If the NFL can accomplish this, Aaron Rodgers may have a more difficult time getting his opponents to jump offside with his well vocalized hard count. That’s because the NFL is reportedly testing helmets that include face masks with surgical or N95 material. The NFL is working to figure out how to best hold the season amid this pandemic. The league has said that it plans to start the season on time in September, though it will likely have to do so without fans in attendance. Plenty of other precautions, like the possibility of N95 masks, are sure to be implemented as well.
The NFL Players Association medical director, Thom Mayer, has recommended that players wear modified facemasks in the upcoming season to help protect themselves. He also stated that league engineers are currently testing prototypes with Oakley, Inc.

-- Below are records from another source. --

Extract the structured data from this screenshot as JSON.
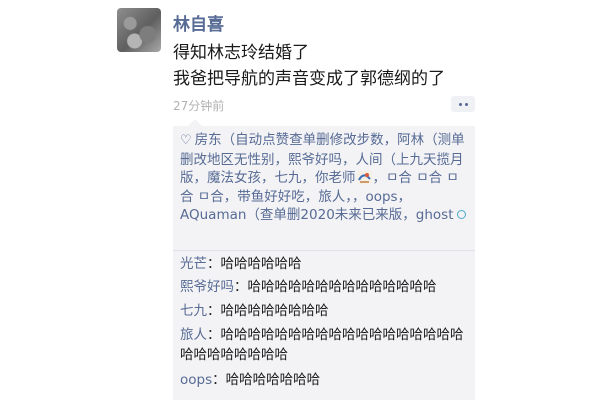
{
  "post": {
    "username": "林自喜",
    "lines": [
      "得知林志玲结婚了",
      "我爸把导航的声音变成了郭德纲的了"
    ],
    "time": "27分钟前"
  },
  "likes": {
    "icon": "heart-outline-icon",
    "text_part1": "房东（自动点赞查单删修改步数，阿林（测单删改地区无性别，熙爷好吗，人间（上九天揽月版，魔法女孩，七九，你老师",
    "text_part2": "，ㅁ合 ㅁ合   ㅁ合   ㅁ合，带鱼好好吃，旅人，，oops，AQuaman（查单删2020未来已来版，ghost"
  },
  "comments": [
    {
      "name": "光芒",
      "sep": "：",
      "text": "哈哈哈哈哈哈"
    },
    {
      "name": "熙爷好吗",
      "sep": "：",
      "text": "哈哈哈哈哈哈哈哈哈哈哈哈哈哈"
    },
    {
      "name": "七九",
      "sep": "：",
      "text": "哈哈哈哈哈哈哈哈"
    },
    {
      "name": "旅人",
      "sep": "：",
      "text": "哈哈哈哈哈哈哈哈哈哈哈哈哈哈哈哈哈哈哈哈哈哈哈哈哈哈"
    },
    {
      "name": "oops",
      "sep": "：",
      "text": "哈哈哈哈哈哈哈"
    }
  ],
  "colors": {
    "link": "#576b95",
    "panel_bg": "#f3f3f5",
    "time": "#b2b2b2"
  }
}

While speaking on the Adam Schefter podcast, NFL Players Association medical director Dr. Thom Mayer revealed that some modified facemasks that could help to protect players are already being worked on. https://t.co/C4gishHvBu
— News4JAX (@wjxt4) May 20, 2020
On Monday, Mayer appeared on The Adam Schefter Podcast and spoke about what he believes will occur this upcoming season regarding player safety. He told Schefter that “They’ve got some prototypes. They’re doing really good work. Some of them, when you first look at them, you think, ‘Gosh, no’ ’cause you’re not used to seeing it. You’re just not used to seeing it. But they’re looking at every issue you can imagine, including when it fogs up. What do we do with that? But these guys are used to dealing with this stuff.”
Mayer also had suggestions for player safety once the season begins, including protocols that he would like implemented during games and practices. “Getting the helmet off, putting a mask on right afterward, maintaining social distancing when not in the field as much as possible, using single-use hydration — whether water, Gatorade, whatever it might be — I mean, just every little detail,” he said. “Anybody who’s got a risk, I would advise them to be zealous, religious, and, frankly, almost maniacally committed to minimizing the chance of spreading the virus.”
While a modified facemask wouldn’t protect players 100% from contracting the virus, it could certainly help, especially if the NFL and its helmet partners can work out any issues that might cause the modified helmets to hinder the players’ ability to perform on the field.